Despite this tremendous progress, there is still much more to be done. We must double our efforts to protect the workforce of nonprofit health and human services organizations as they face narrowing revenue streams amidst a sliding economy. We need to ensure facilities are able to hire new staff quickly and safely at a time they are needed more than ever. We strive to address these challenges every day, and will continue to do so once this global crisis has abated. As Congress considers its next moves to help support the nation, we will push lawmakers and regulatory agencies any way we can to ensure nonprofits receive the resources they need to serve some of our most vulnerable populations.
We are not doing this alone. Lutheran Services in America keeps members informed through regular updates, action-oriented advocacy alerts, and an extensive library of resources, but the dedicated professionals working within our 300-member organization network are the driving force behind any change. We thank all of our members for your courageous efforts. You are on the front lines making a difference to so many every day. Together, we will continue to fight for funding for front line workers who risk their lives every day on behalf of the rest of us.
Today’s Front Line Hero is Inspiritus for their work cleaning up after tornadoes in Tennessee, even in the midst of the COVID-19 pandemic.
Inspiritus’ mission is guiding individuals and families whose lives have been disrupted on a path from surviving to thriving. To fulfill this mission, Inspiritus serves communities through a variety of programs, including disaster response.
Though most of the nation’s focus and energy is directed toward COVID-19, Inspiritus is still faithfully engaging in disaster response. Tornadoes in Cookeville, TN, east of Nashville, killed 24 individuals and damaged homes in the community. The Inspiritus disaster response team has been working in that community to help them rebuild.
Inspiritus staff and volunteers are adhering to social distancing guidelines as they help Cookeville rebuild. Inspiritus staff say their rebuilding efforts are actually ahead of schedule, and they have seen incredible support in the way of volunteers and donations. The community is showing immense love and support to those who were impacted by the tornadoes, which helps with rebuilding and healing.
Thank you to Inspiritus for your work in Cookeville, and for your dedication to communities’ needs in the wake of natural disasters!
The House of Representatives passed a $3 trillion coronavirus relief package last Friday to help mitigate the disastrous effects of the pandemic. Lutheran Services in America has been a vocal advocate for the inclusion of nonprofits in any new aid packages.

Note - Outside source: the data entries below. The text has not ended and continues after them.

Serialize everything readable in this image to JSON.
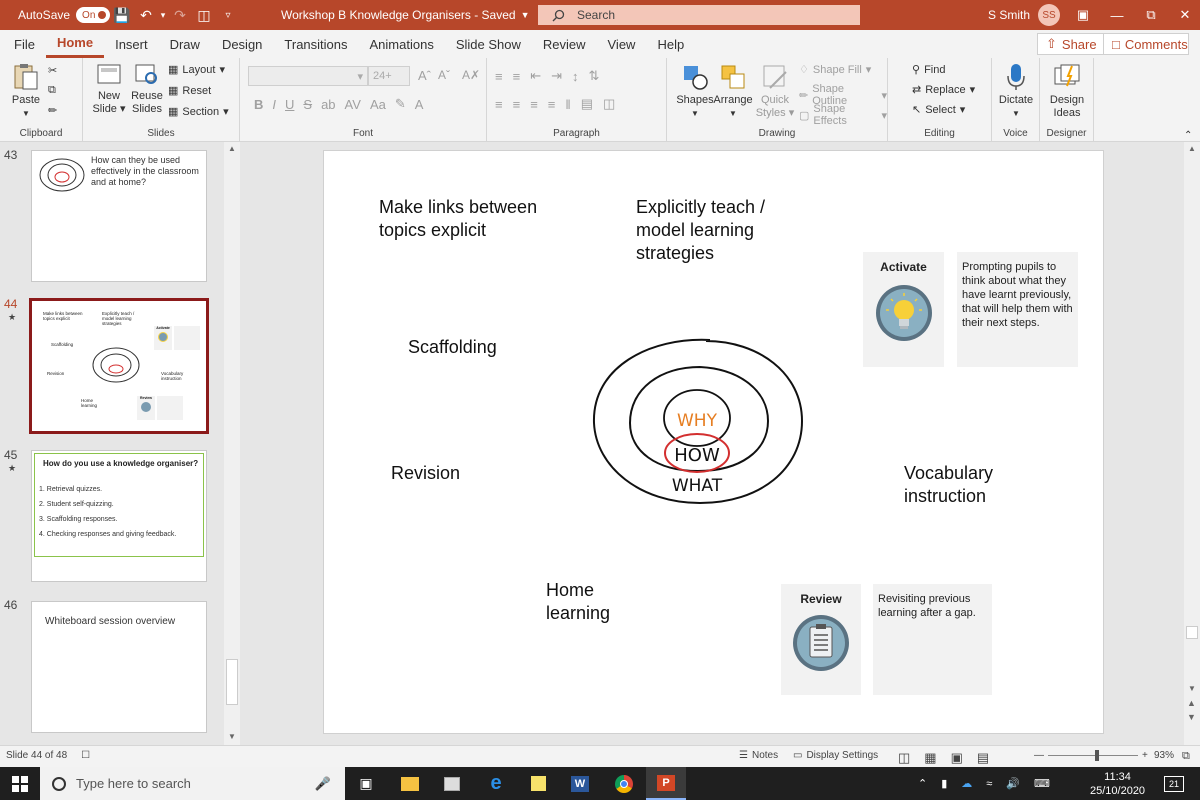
{
  "titlebar": {
    "autosave_label": "AutoSave",
    "autosave_state": "On",
    "doc_title": "Workshop B Knowledge Organisers  -  Saved",
    "search_placeholder": "Search",
    "user_name": "S Smith",
    "user_initials": "SS"
  },
  "menu": {
    "tabs": [
      "File",
      "Home",
      "Insert",
      "Draw",
      "Design",
      "Transitions",
      "Animations",
      "Slide Show",
      "Review",
      "View",
      "Help"
    ],
    "active": "Home",
    "share_label": "Share",
    "comments_label": "Comments"
  },
  "ribbon": {
    "clipboard": {
      "label": "Clipboard",
      "paste": "Paste"
    },
    "slides": {
      "label": "Slides",
      "new_slide": "New",
      "new_slide2": "Slide",
      "reuse": "Reuse",
      "reuse2": "Slides",
      "layout": "Layout",
      "reset": "Reset",
      "section": "Section"
    },
    "font": {
      "label": "Font",
      "size": "24+"
    },
    "paragraph": {
      "label": "Paragraph"
    },
    "drawing": {
      "label": "Drawing",
      "shapes": "Shapes",
      "arrange": "Arrange",
      "quick_styles": "Quick",
      "quick_styles2": "Styles",
      "shape_fill": "Shape Fill",
      "shape_outline": "Shape Outline",
      "shape_effects": "Shape Effects"
    },
    "editing": {
      "label": "Editing",
      "find": "Find",
      "replace": "Replace",
      "select": "Select"
    },
    "voice": {
      "label": "Voice",
      "dictate": "Dictate"
    },
    "designer": {
      "label": "Designer",
      "design_ideas": "Design",
      "design_ideas2": "Ideas"
    }
  },
  "thumbnails": [
    {
      "num": "43",
      "text": "How can they be used effectively in the classroom and at home?"
    },
    {
      "num": "44",
      "star": "★",
      "t1": "Make links between topics explicit",
      "t2": "Explicitly teach / model learning strategies",
      "t3": "Scaffolding",
      "t4": "Revision",
      "t5": "Vocabulary instruction",
      "t6": "Home learning",
      "t7": "Activate",
      "t8": "Review"
    },
    {
      "num": "45",
      "star": "★",
      "title": "How do you use a knowledge organiser?",
      "items": [
        "Retrieval quizzes.",
        "Student self-quizzing.",
        "Scaffolding responses.",
        "Checking responses and giving feedback."
      ]
    },
    {
      "num": "46",
      "text": "Whiteboard session overview"
    }
  ],
  "slide": {
    "links": "Make links between topics explicit",
    "links_l1": "Make links between",
    "links_l2": "topics explicit",
    "teach_l1": "Explicitly teach /",
    "teach_l2": "model  learning",
    "teach_l3": "strategies",
    "scaffolding": "Scaffolding",
    "revision": "Revision",
    "vocab_l1": "Vocabulary",
    "vocab_l2": "instruction",
    "home_l1": "Home",
    "home_l2": "learning",
    "why": "WHY",
    "how": "HOW",
    "what": "WHAT",
    "activate_title": "Activate",
    "activate_desc": "Prompting pupils to think about what they have learnt previously, that will help them with their next steps.",
    "review_title": "Review",
    "review_desc": "Revisiting previous learning after a gap."
  },
  "status": {
    "slide_of": "Slide 44 of 48",
    "notes": "Notes",
    "display_settings": "Display Settings",
    "zoom": "93%"
  },
  "taskbar": {
    "search_placeholder": "Type here to search",
    "time": "11:34",
    "date": "25/10/2020",
    "notif_count": "21"
  },
  "colors": {
    "accent": "#b7472a",
    "why": "#e67e22",
    "how_circle": "#d32f2f"
  }
}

Our national network of health and human service organizations rallied to collectively voice support for our key priorities, which include some of the vital resources enumerated in the Health and Economic Recovery Omnibus Emergency Solutions (HEROES) Act — a bill that builds on the work of previous relief bills by including support for nonprofit organizations.
Thanks to the engagement of our members, we are pleased to see the bill addresses some of our most important priorities, including access to financial relief for health and human service nonprofits with more than 500 employees, and targeted financial resources for nonprofit frontline health and human services providers. The fulfillment of these priorities would grant nonprofits the funds and resources necessary to offer the care and service needed by many Americans during this critical time. While the HEROES Act is a welcome show of support for nonprofits in the House, there is still much work to do to gain similar support in the Senate in order to sustain our network’s crucial work.